=== Recorded data ===
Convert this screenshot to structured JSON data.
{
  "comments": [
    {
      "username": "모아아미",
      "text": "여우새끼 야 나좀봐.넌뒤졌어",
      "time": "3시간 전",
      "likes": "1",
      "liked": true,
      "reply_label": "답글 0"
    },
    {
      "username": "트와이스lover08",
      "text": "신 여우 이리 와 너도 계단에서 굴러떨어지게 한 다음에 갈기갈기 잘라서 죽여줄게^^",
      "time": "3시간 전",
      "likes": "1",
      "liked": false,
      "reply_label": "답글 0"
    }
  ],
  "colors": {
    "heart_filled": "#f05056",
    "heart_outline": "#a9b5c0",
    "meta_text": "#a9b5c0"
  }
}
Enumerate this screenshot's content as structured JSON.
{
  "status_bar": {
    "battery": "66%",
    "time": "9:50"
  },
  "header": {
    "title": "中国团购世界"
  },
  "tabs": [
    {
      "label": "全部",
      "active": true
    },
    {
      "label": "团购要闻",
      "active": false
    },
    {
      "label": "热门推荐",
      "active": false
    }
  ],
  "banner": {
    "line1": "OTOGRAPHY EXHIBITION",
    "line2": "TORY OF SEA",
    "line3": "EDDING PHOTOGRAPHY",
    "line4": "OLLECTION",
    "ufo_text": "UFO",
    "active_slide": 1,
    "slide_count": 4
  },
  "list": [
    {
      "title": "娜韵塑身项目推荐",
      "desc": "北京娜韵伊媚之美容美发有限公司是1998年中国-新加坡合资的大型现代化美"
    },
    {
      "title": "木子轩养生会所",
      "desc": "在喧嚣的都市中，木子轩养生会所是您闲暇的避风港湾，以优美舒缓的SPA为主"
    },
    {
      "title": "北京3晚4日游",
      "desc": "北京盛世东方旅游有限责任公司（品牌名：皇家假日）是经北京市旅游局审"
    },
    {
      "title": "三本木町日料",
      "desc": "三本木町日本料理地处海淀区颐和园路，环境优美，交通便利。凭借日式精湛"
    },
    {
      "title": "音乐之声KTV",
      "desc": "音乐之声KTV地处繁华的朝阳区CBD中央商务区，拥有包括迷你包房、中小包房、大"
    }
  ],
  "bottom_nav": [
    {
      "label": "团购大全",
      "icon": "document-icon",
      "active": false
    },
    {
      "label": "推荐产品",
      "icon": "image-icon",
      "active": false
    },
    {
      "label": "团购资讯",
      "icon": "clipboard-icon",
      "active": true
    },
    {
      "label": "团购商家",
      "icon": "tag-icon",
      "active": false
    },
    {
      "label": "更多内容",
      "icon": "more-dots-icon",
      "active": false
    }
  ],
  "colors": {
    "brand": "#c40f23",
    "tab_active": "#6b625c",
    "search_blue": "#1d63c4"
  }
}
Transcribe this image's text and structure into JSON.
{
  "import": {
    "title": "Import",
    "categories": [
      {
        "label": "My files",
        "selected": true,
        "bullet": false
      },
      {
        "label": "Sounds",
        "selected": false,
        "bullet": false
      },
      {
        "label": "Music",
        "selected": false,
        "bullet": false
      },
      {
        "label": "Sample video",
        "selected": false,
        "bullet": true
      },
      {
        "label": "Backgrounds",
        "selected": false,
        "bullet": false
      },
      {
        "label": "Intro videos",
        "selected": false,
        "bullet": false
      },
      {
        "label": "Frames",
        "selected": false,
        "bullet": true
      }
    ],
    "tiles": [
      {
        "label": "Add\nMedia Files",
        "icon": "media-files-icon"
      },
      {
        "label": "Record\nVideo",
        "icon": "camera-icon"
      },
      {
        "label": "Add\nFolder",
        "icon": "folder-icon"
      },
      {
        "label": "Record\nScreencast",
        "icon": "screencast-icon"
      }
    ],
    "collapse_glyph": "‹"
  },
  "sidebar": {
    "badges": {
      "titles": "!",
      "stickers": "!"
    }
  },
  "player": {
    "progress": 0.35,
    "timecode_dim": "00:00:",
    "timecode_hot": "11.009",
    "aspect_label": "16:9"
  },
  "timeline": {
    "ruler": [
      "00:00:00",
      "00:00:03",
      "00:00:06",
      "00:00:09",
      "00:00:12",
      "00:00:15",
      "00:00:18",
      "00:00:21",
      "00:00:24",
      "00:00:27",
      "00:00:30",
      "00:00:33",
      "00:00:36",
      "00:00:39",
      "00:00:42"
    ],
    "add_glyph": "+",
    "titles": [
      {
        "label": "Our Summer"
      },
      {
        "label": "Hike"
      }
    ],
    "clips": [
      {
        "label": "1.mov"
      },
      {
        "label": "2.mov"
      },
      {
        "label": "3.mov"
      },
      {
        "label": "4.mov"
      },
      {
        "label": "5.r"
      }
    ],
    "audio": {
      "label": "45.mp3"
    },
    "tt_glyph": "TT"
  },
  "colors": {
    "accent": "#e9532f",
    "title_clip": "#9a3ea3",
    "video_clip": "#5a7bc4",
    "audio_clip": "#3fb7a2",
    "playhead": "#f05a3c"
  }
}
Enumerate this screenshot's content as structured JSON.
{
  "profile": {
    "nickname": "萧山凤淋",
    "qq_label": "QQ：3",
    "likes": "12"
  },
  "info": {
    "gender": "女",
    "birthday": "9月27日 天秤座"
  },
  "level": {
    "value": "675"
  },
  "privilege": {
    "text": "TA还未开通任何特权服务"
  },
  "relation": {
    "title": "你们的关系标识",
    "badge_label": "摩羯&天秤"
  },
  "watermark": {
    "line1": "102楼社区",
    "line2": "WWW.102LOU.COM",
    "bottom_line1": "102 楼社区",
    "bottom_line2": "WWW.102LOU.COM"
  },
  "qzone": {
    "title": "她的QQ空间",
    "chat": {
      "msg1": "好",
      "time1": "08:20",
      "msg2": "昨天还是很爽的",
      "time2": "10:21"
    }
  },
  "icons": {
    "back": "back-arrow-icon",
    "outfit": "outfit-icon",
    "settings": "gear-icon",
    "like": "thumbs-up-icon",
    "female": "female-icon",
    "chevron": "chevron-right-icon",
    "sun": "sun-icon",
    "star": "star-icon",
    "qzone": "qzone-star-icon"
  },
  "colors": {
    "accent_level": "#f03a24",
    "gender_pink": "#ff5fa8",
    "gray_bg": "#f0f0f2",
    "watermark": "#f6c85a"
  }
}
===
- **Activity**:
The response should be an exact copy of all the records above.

- **Exercise answer**:
Convert this screenshot to structured JSON data.
{
  "comments": [
    {
      "username": "모아아미",
      "text": "여우새끼 야 나좀봐.넌뒤졌어",
      "time": "3시간 전",
      "likes": "1",
      "liked": true,
      "reply_label": "답글 0"
    },
    {
      "username": "트와이스lover08",
      "text": "신 여우 이리 와 너도 계단에서 굴러떨어지게 한 다음에 갈기갈기 잘라서 죽여줄게^^",
      "time": "3시간 전",
      "likes": "1",
      "liked": false,
      "reply_label": "답글 0"
    }
  ],
  "colors": {
    "heart_filled": "#f05056",
    "heart_outline": "#a9b5c0",
    "meta_text": "#a9b5c0"
  }
}
Enumerate this screenshot's content as structured JSON.
{
  "status_bar": {
    "battery": "66%",
    "time": "9:50"
  },
  "header": {
    "title": "中国团购世界"
  },
  "tabs": [
    {
      "label": "全部",
      "active": true
    },
    {
      "label": "团购要闻",
      "active": false
    },
    {
      "label": "热门推荐",
      "active": false
    }
  ],
  "banner": {
    "line1": "OTOGRAPHY EXHIBITION",
    "line2": "TORY OF SEA",
    "line3": "EDDING PHOTOGRAPHY",
    "line4": "OLLECTION",
    "ufo_text": "UFO",
    "active_slide": 1,
    "slide_count": 4
  },
  "list": [
    {
      "title": "娜韵塑身项目推荐",
      "desc": "北京娜韵伊媚之美容美发有限公司是1998年中国-新加坡合资的大型现代化美"
    },
    {
      "title": "木子轩养生会所",
      "desc": "在喧嚣的都市中，木子轩养生会所是您闲暇的避风港湾，以优美舒缓的SPA为主"
    },
    {
      "title": "北京3晚4日游",
      "desc": "北京盛世东方旅游有限责任公司（品牌名：皇家假日）是经北京市旅游局审"
    },
    {
      "title": "三本木町日料",
      "desc": "三本木町日本料理地处海淀区颐和园路，环境优美，交通便利。凭借日式精湛"
    },
    {
      "title": "音乐之声KTV",
      "desc": "音乐之声KTV地处繁华的朝阳区CBD中央商务区，拥有包括迷你包房、中小包房、大"
    }
  ],
  "bottom_nav": [
    {
      "label": "团购大全",
      "icon": "document-icon",
      "active": false
    },
    {
      "label": "推荐产品",
      "icon": "image-icon",
      "active": false
    },
    {
      "label": "团购资讯",
      "icon": "clipboard-icon",
      "active": true
    },
    {
      "label": "团购商家",
      "icon": "tag-icon",
      "active": false
    },
    {
      "label": "更多内容",
      "icon": "more-dots-icon",
      "active": false
    }
  ],
  "colors": {
    "brand": "#c40f23",
    "tab_active": "#6b625c",
    "search_blue": "#1d63c4"
  }
}
Transcribe this image's text and structure into JSON.
{
  "import": {
    "title": "Import",
    "categories": [
      {
        "label": "My files",
        "selected": true,
        "bullet": false
      },
      {
        "label": "Sounds",
        "selected": false,
        "bullet": false
      },
      {
        "label": "Music",
        "selected": false,
        "bullet": false
      },
      {
        "label": "Sample video",
        "selected": false,
        "bullet": true
      },
      {
        "label": "Backgrounds",
        "selected": false,
        "bullet": false
      },
      {
        "label": "Intro videos",
        "selected": false,
        "bullet": false
      },
      {
        "label": "Frames",
        "selected": false,
        "bullet": true
      }
    ],
    "tiles": [
      {
        "label": "Add\nMedia Files",
        "icon": "media-files-icon"
      },
      {
        "label": "Record\nVideo",
        "icon": "camera-icon"
      },
      {
        "label": "Add\nFolder",
        "icon": "folder-icon"
      },
      {
        "label": "Record\nScreencast",
        "icon": "screencast-icon"
      }
    ],
    "collapse_glyph": "‹"
  },
  "sidebar": {
    "badges": {
      "titles": "!",
      "stickers": "!"
    }
  },
  "player": {
    "progress": 0.35,
    "timecode_dim": "00:00:",
    "timecode_hot": "11.009",
    "aspect_label": "16:9"
  },
  "timeline": {
    "ruler": [
      "00:00:00",
      "00:00:03",
      "00:00:06",
      "00:00:09",
      "00:00:12",
      "00:00:15",
      "00:00:18",
      "00:00:21",
      "00:00:24",
      "00:00:27",
      "00:00:30",
      "00:00:33",
      "00:00:36",
      "00:00:39",
      "00:00:42"
    ],
    "add_glyph": "+",
    "titles": [
      {
        "label": "Our Summer"
      },
      {
        "label": "Hike"
      }
    ],
    "clips": [
      {
        "label": "1.mov"
      },
      {
        "label": "2.mov"
      },
      {
        "label": "3.mov"
      },
      {
        "label": "4.mov"
      },
      {
        "label": "5.r"
      }
    ],
    "audio": {
      "label": "45.mp3"
    },
    "tt_glyph": "TT"
  },
  "colors": {
    "accent": "#e9532f",
    "title_clip": "#9a3ea3",
    "video_clip": "#5a7bc4",
    "audio_clip": "#3fb7a2",
    "playhead": "#f05a3c"
  }
}
Enumerate this screenshot's content as structured JSON.
{
  "profile": {
    "nickname": "萧山凤淋",
    "qq_label": "QQ：3",
    "likes": "12"
  },
  "info": {
    "gender": "女",
    "birthday": "9月27日 天秤座"
  },
  "level": {
    "value": "675"
  },
  "privilege": {
    "text": "TA还未开通任何特权服务"
  },
  "relation": {
    "title": "你们的关系标识",
    "badge_label": "摩羯&天秤"
  },
  "watermark": {
    "line1": "102楼社区",
    "line2": "WWW.102LOU.COM",
    "bottom_line1": "102 楼社区",
    "bottom_line2": "WWW.102LOU.COM"
  },
  "qzone": {
    "title": "她的QQ空间",
    "chat": {
      "msg1": "好",
      "time1": "08:20",
      "msg2": "昨天还是很爽的",
      "time2": "10:21"
    }
  },
  "icons": {
    "back": "back-arrow-icon",
    "outfit": "outfit-icon",
    "settings": "gear-icon",
    "like": "thumbs-up-icon",
    "female": "female-icon",
    "chevron": "chevron-right-icon",
    "sun": "sun-icon",
    "star": "star-icon",
    "qzone": "qzone-star-icon"
  },
  "colors": {
    "accent_level": "#f03a24",
    "gender_pink": "#ff5fa8",
    "gray_bg": "#f0f0f2",
    "watermark": "#f6c85a"
  }
}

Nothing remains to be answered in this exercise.